36 See Gray v. Badger Mining Corp., 676 N.W. 2d 268, 218 n.8 (Minn. 2004) (noting, as an important question as-yet unresolved regarding §5, “whether, in combination, factors such as the component purchaser’s lack of expertise and ignorance of the risks of integrating the component into the purchaser’s product, and the component supplier’s knowledge of both the relevant risks and the purchaser’s ignorance thereof, give rise to a duty on the part of the component supplier to warn of risks attending integration of the component into the purchaser’s product.”)
37 See Henderson & Twerski, supra note 3, at 24 (“The mere provision of technical support and general processing advice does not sufficiently implicate the component part seller in the design process” so as to subject the component seller to liability under §5.) (citing §5, cmt. e).
38 See Bostrom, 2004 WL 1303930 at *1.
39 Id. (citations omitted).
40 Id. (emphasis supplied).
41 See id. at *2–3.
42 See id. at *3.
43 One commentator seems to suggest that §5 of the Third Restatement should not be adopted by the Florida courts because it “emphasizes product design over product warnings and the obviousness of the danger.” Spencer Silvergate, The Restatement (Third) of Torts, Fla. B.J. 10, 17 (Dec. 2001). However, another commentator recently emphasized that “[s]ince §5 was published, every court that has considered it has concluded that it is an appropriate statement of the law with respect to component supplier liability. The leading commentators have agreed. Section 5 got it right.” Bowbeer, supra note 9, at 112 (citations omitted).

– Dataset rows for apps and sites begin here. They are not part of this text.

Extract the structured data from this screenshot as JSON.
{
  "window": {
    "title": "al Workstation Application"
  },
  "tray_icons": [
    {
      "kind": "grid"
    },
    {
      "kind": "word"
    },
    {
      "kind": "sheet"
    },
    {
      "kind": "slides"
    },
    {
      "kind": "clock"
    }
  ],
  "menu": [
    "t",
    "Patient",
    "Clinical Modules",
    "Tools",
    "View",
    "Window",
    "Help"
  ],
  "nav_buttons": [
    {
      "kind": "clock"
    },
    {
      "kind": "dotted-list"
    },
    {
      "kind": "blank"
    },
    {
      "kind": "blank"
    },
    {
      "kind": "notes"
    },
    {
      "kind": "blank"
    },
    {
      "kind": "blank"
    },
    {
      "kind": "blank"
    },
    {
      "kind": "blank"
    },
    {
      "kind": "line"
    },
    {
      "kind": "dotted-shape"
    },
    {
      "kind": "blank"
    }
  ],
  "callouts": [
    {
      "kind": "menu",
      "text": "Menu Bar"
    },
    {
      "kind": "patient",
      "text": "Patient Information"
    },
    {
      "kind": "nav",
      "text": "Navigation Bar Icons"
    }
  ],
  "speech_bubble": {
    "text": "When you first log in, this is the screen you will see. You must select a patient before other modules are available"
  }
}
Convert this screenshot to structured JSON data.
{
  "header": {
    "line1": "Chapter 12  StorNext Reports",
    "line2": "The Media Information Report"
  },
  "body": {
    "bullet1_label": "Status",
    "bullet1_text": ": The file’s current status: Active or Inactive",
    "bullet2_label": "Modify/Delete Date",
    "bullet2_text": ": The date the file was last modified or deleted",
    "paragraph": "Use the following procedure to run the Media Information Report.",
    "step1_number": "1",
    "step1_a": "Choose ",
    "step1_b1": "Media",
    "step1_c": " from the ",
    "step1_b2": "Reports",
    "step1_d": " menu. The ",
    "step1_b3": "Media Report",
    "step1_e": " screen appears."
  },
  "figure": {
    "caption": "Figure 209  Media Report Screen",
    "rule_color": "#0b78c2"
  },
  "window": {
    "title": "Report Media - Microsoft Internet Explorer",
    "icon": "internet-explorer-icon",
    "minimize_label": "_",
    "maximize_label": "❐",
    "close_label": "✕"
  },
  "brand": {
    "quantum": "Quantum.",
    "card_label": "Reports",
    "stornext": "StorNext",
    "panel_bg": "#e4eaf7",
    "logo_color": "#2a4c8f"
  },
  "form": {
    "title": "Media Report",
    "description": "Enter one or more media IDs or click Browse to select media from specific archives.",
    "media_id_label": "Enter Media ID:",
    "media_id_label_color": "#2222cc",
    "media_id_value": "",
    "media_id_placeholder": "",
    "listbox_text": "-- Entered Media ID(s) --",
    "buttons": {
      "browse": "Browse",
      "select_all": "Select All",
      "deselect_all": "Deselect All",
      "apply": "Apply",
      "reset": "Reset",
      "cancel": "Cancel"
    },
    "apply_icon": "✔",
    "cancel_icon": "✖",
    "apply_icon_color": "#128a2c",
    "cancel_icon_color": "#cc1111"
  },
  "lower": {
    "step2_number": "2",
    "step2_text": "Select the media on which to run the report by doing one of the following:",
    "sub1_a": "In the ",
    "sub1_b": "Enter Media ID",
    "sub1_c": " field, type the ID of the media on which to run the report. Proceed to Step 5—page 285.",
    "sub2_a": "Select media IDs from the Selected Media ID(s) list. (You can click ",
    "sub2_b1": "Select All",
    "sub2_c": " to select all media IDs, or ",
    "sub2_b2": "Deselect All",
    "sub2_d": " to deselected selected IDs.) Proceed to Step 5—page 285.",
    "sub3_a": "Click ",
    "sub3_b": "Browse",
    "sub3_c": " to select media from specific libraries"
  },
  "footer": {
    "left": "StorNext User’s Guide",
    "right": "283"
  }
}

Joseph J. Ward is a litigation associate in the West Palm Beach office of Holland & Knight LLP. His practice includes representing manufacturers and distributors in products liability cases alleging strict liability and negligence claims for manufacturing defect, design defect, and defective warning. Prior to entering private practice, Mr. Ward served as a judicial clerk at the Fourth District Court of Appeal. He is a 1998 graduate from The Florida State University College of Law. The views expressed in this article are solely those of the author.